The HFA fellows are as busy as ever, but they’ve taken a little bit of time out of their schedule to reflect on their experiences so far. Today, Jake and Amanda share some of their highlights, discoveries, and hopes for what’s ahead. Stay tuned for thoughts from May and Dan later this week!
At this point, you’re 4.5 months into the fellowship. What’s been your favorite part?
Jake Vildibill: My favorite part of the fellowship thus far has been seeing how excited people are to talk to us about Healthcare Innovation. All of us are interested in Healthcare Innovation in some way, but the path to these jobs are very non-traditional. To have successful people in the field not only give us their time, but convey their excitement that young professionals are looking to enter is very energizing and refreshing.

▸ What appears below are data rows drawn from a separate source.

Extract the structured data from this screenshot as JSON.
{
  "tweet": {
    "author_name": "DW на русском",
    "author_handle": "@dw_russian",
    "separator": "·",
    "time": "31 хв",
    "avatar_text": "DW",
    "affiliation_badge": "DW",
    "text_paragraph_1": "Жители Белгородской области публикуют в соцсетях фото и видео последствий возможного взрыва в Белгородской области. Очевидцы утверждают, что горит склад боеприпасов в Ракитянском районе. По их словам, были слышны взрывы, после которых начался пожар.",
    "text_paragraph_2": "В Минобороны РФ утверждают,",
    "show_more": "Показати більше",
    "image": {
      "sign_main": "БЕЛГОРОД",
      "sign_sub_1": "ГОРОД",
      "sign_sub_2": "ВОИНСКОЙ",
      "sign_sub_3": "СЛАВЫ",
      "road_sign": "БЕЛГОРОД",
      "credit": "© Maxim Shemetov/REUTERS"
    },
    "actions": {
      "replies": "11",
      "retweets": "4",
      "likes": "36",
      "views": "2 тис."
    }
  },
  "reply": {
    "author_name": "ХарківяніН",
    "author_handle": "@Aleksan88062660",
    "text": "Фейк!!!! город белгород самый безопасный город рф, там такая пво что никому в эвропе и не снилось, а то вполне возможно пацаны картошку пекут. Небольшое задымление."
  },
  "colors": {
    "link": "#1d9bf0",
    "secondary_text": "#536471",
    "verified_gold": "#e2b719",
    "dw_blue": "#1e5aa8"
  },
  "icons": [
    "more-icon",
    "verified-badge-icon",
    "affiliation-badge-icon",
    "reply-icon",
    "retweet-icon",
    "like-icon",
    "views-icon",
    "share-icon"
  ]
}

Amanda Newman: I’ve been blown away by our conversations with some incredibly compassionate, courageous, and innovative providers and patients. It’s no secret I think certified diabetes educators are the best thing since sliced bread, but it doesn’t stop there. The people who are working to create change and improve lives in this space aren’t doing it for the glory. It’s the work of their hearts, and I’m honored to be a part of that.
What's been most surprising about your experience?
JV: The biggest surprise has been how much effort it takes to manage the process of developing an idea compared to executing that process. Communication and time-management are very important elements of any plan, and although at times redundant or time consuming, they are completely necessary. I have gotten much better at project management than I ever thought I would coming into the fellowship.
AN: It shouldn’t be a shock, but the diversity of our team continues to both inspire and challenge me. We approach ideas and problems in such different ways. We’re pushing each other to find new ways of communicating, understanding, and working. And, more importantly, these diverse ways of thinking are pushing us toward a solution we think is going to matter.
What does a typical day look like for the 2015-2016 class?
JV: The obvious short answer is that no two days really end up being the same. That being said, days generally fall in one of three categories. Conference days, which generally are structured the same, experience days, where we are meeting with/at some exciting opportunity that is only tangentially related to our project, or grind days, where we are planning all the cool things we will be doing, and spending time going through the HFA curriculum/process.
AN: Like Jake said, there’s no typical week. While there are conferences or meetings that are set up for us or by us in advance, it’s up to us to figure out the rest—which takes a lot of work! It’s always a matter of balancing the time we need to dig deep into brainstorming and ideation with the time we to stay on top of the nuts and bolts of the fellowship.
Looking toward the months ahead, what are you most excited about?
JV: Coming into the fellowship I was personally the most comfortable with verifying and validating prototypes. To this point we have been mostly working through interviews and data collection, with our work being very communication oriented. I am looking forward to getting to the portion of the product cycle that I am more comfortable in.
AN: I live for the moments when we’re on the ground talking to people who are living with diabetes. As we start to prototype, I’m really looking forward to having more of those kinds of conversations—the kind that help us understand whether or not the solution we’re creating is going to have the impact we want it to have.
When you picture yourself a year from now, or even ten years from now, how do you think your experience with HFA will have impacted your path?
JV: I joined the fellowship straight out of school and for the most part my professional options were in the engineering industry. The biggest impact that this fellowship will have on me, regardless of the next six months, is just how much exposure to healthcare innovation I have received. I have met a ton of people that are doing work in the space and have a much better understanding about how I can try to apply my talents most efficiently and find a niche for myself.
AN: This experience has helped me define and redefine my values in both expected and unexpected ways. We’ve interacted with physicians, administrators, policy makers, social workers, entrepreneurs, and more who are all trying to solve the same problem in really different ways. It has helped me enormously in figuring out the approach I want to take to solving the problems I see in my community. And that’s been really important information to have as I start thinking about graduate school.